  7. Sometimes words can express an ocean of feelings, though I don’t think “I’m sorry for your loss” can account for how deeply sympathetic I am at this moment to your pain. My family like yours, lost a young person, who was born my cousin, but ended up growing up as my brother. His death came exactly a month after his young daughter died. It’s been six years, but I still remember getting the call.

    Even though the pain is there, I know that we will meet again someday. It might not be in technicolor, but I know that when we are all finally together we’ll be able to catch up, and spread the love once more. Your brother left an incredible legacy in every person’s life that he touched, so that you can all remind his children about the amazing Dad they had. Talk to them often about how amazing he was, as a person who lost her father at a young age, I can’t stress enough how important this is. Because sometimes we forget, we are in pain, but it is so important for those children to know how amazing their dad was.
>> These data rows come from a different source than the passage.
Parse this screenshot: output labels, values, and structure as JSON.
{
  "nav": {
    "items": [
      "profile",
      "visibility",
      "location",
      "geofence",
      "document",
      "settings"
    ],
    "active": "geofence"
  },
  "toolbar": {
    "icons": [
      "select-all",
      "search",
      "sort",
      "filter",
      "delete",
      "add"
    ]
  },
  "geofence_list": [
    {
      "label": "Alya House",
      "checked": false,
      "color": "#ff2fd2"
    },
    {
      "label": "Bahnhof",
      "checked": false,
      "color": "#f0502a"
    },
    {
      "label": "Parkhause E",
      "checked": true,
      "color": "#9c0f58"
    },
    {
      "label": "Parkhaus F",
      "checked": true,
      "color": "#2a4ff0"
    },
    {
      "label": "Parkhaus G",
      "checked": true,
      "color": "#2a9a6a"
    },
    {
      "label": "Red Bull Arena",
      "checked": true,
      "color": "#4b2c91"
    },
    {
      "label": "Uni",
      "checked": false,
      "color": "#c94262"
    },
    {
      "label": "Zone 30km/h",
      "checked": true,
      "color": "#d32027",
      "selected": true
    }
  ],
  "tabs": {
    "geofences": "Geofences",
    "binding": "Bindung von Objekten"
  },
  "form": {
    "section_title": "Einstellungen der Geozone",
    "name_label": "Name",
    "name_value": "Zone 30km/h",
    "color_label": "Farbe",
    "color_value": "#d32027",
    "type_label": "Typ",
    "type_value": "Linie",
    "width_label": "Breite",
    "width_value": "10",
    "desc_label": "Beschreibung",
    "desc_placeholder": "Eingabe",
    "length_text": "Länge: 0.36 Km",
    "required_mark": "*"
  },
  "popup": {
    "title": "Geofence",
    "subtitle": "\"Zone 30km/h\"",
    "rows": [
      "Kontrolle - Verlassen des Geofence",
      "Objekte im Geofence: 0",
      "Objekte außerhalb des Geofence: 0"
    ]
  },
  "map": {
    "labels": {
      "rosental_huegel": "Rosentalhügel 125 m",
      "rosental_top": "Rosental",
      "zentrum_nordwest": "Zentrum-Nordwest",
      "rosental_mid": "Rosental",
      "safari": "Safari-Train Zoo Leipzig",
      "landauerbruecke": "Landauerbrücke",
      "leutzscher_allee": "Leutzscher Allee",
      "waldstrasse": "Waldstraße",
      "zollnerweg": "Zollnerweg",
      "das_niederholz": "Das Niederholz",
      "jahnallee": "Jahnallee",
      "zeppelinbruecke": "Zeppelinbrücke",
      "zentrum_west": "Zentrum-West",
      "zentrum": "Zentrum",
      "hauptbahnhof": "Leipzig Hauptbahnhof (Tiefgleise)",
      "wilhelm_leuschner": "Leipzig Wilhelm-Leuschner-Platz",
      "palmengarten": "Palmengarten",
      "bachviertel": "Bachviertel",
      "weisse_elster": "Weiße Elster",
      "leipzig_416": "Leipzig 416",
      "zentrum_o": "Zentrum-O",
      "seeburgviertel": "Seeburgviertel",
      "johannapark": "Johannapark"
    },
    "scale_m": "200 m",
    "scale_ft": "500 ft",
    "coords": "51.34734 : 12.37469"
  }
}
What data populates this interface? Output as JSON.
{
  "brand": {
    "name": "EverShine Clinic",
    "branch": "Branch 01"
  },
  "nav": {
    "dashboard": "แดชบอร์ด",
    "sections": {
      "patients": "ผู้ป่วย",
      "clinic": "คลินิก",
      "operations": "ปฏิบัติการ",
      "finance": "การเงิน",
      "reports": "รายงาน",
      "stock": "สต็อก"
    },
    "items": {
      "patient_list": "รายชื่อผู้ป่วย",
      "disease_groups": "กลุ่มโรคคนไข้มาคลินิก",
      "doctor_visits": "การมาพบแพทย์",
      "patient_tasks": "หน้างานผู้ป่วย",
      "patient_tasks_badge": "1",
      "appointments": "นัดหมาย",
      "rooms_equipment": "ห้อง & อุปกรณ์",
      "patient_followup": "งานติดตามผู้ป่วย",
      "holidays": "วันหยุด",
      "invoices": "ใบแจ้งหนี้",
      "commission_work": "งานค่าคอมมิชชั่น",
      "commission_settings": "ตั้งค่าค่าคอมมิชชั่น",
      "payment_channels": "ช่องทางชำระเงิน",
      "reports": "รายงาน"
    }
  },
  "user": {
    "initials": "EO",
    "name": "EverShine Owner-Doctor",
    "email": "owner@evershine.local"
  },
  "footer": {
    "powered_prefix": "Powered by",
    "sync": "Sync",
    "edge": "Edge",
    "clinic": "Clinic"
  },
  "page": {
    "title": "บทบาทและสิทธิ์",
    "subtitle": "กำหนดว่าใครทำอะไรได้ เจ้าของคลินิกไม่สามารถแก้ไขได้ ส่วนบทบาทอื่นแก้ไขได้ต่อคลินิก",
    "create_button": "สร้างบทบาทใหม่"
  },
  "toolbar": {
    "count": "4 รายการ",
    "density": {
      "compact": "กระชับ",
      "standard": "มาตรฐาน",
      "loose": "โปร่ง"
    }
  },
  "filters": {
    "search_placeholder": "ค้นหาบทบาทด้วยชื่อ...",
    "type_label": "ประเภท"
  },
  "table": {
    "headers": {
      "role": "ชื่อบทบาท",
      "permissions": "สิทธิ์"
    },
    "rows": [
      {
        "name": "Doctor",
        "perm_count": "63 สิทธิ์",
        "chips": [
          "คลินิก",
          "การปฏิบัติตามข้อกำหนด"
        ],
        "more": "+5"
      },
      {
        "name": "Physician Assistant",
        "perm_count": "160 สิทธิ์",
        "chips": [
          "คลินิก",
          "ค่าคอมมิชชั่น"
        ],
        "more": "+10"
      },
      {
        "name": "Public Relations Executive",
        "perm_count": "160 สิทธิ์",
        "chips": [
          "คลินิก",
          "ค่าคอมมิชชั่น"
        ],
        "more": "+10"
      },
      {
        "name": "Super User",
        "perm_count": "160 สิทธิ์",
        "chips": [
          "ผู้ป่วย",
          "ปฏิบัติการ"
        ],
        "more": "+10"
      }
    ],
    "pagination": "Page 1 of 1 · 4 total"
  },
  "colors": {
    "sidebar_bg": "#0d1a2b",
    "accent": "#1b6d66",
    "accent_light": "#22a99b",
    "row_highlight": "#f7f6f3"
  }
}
    I’m sure that wherever he is, he’s relishing in your accomplishments and those of the family. Bet you he’s smiling widely at his sister pointing to the brightest star, just for you, as you reached your goal of publishing your books.

    • Raine Thomas says:

      Thanks, Lyn, for taking the time to read my blog and comment. It means the world to me! It also really helps hearing stories of others who have gone through similar things and knowing that, in time, the painful memories ease while the happy ones rise to the top. It’s what gets us through!

  8. Christy says:

    Thank you for sharing this. I am touched by who he was and how much he means to you. Your courage in grief and your faith in the midst of it is inspiring. Thank you so much for sharing.

  9. Melissa says:

    Thank you for sharing such and incredibly touching and personal part of your life. It sounds like your brother was an amazing man. It’s extremely difficult to deal with the loss of those we love. I’ve lost many special people, but none affected as hard as losing my best friend and my Grandma. My best friend committed suicide six years ago. Losing her was crippling, especially the way it happened. A year ago I finally allowed myself to forgive her for leaving and never telling us why. My Gram passed away four months ago. I’ve never watched someone I love slip away more and more every day. It was one of the hardest experiences of my life, but also one of the most rewarding. Helping my Mom take care of her Mom is something I will always treasure. Death is never easy, whether it’s expected or not, loss is loss. There are moments when it hits me all over again. But I will remember and love them forever.

    • Raine Thomas says:

      Thanks so much for sharing, Melissa! Your words are poignant and heartfelt, and I think echoed by everyone who has commented on the post. I can’t tell you how much I appreciate it!

  10. Oh I’m so sorry. Really sorry.